The 2014 GEICO Bassmaster Classic presented by Diet Mountain Dew and GoPro will go into the books and memories of fishing fans for a lot of reasons, but probably not for the reasons most expected. Our new champion, Randy Howell, made a historic comeback on the final day to win the event and claim fishing's greatest title, but Lake Guntersville did not provide the slugfest everyone predicted.
Let's start with the good, the bad and the career records. This story is one of a series. The other installments will cover stuff like the B.A.S.S. Nation, College and Weekend Series performances, Howell's new place in Classic history and the lures that have won the Classic.
Absolutely everyone was expecting big things out of Lake Guntersville during Classic week, and if the championship had been a week earlier or a week later, it might have delivered. Still, it was impressive ... it just didn't live up to the hype.
For starters, the 2014 Classic set records for heaviest weight caught by the field, heaviest average weight per angler day, heaviest average bass and heaviest weight for an individual five-bass limit. Here's a closer look at each.
The old record for heaviest weight caught by the entire field of anglers was 1,578-14 set at the Red River in 2009. The 2014 Classic blew that away with a new record of 2,107-15, but there's a caveat. There were more anglers in this year's field than in the 2009 Classic. Nevertheless, Guntersville was clearly more productive.
In 2014, the average angler brought 15.61 pounds to the scales every time he took the stage. That's up from the old mark of 12.43 pounds in 2009 on the Red River. In this category — comparing apples to apples — Guntersville obliterated the old record.
The average bass brought to the scales at Guntersville weighed a hefty 3 pounds, 10 ounces — another new record. That's up from 2-15 in 1980 at the St. Lawrence River, but those fish were almost exclusively smallmouth bass.
The mark that everyone will remember from this Classic was set by an unlikely hero — Connecticut's Paul Mueller, who qualified from the B.A.S.S. Nation and finished second. On Day 2, Mueller's five best weighed an impressive 32-3. That's second only to Rick Clunn's 33-5 also set on Lake Guntersville on Day 2 of the 1976 Classic. Clunn did it with a bigger creel limit. Mueller's total is tops for a 5-bass creek limit, surpassing the old 5-bass mark by almost three pounds. That mark was 29-6 by Luke Clausen on Day 1 of the 2006 championship on the Kissimmee Chain of Lakes in Florida.
The day before competition began, I polled all 55 qualifiers and asked them what the winning weight would be. Their average was 77-1 — a number that would have broken both the record for the 5-bass-limit era (69-11 by Kevin VanDam in 2011) and the all-time record (75-9 by Rick Clunn in 1984 with a 7-bass limit).
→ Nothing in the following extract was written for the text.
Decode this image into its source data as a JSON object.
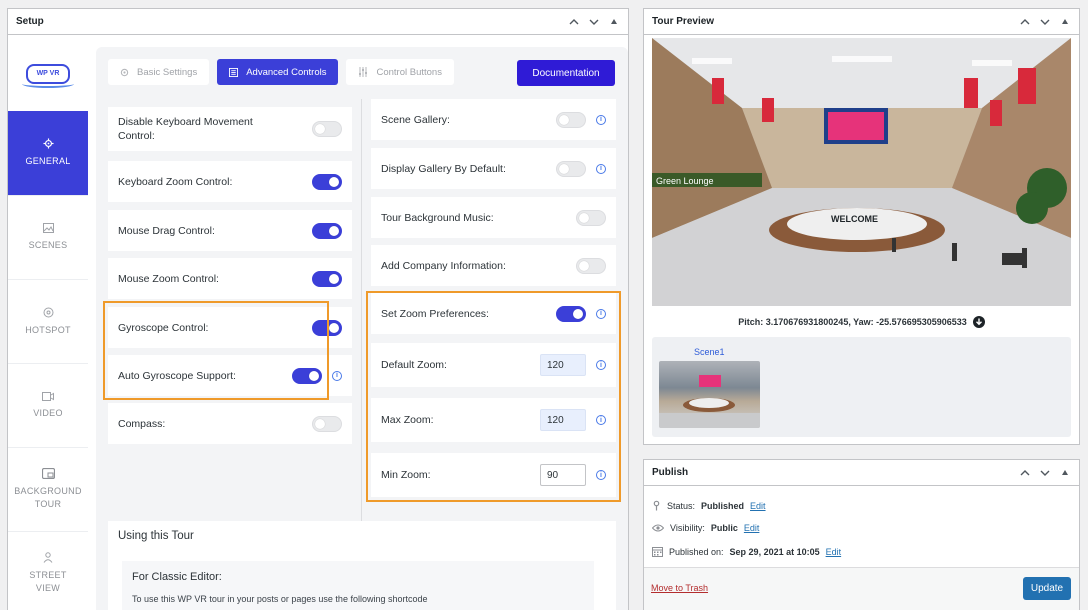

Only one angler predicted a winning weight of less than 70 pounds (Chad Morgenthaler at 68-15), and even he was too high. Howell's winning total was more than two pounds off KVD's record and nowhere near Clunn's all-time mark.
No double digit bass were caught in the 2014 Classic, though plenty of fans seemed to expect them. Fred Roumbanis' 9-3 giant in the opening round held on for Carhartt Big Bass honors, leaving Preston Clark's 11-10 from the Kissimmee Chain in 2006 as the king of the hill until at least 2016 (it will certainly not fall at Lake Hartwell next year). The affable Oklahoma pro dedicated his first bass of the day to a young fan battling cancer. Fittingly, that bass was his 9 pounder.
On the second day of competition, Kevin VanDam passed Rick Clunn for most career weight in the Bassmaster Classic. Clunn entered as the leader with 772-2; VanDam trailed with 751-1. Though he finished a disappointing 26th, KVD added to his résumé with the all-time weight lead at 784-5.
Other anglers who competed this year and who rank high on the all-time weight list are Gary Klein (third with 609-8), Tommy Biffle (fourth with 508-10), Aaron Martens (fifth with 508-8) and Michael Iaconelli (ninth with 447-15).
Also of note, Klein competed in his 30th Classic, joining Clunn as the only anglers to fish 30 or more championships (Clunn leads with 32). Roland Martin and Larry Nixon are next with 25. KVD now has 24.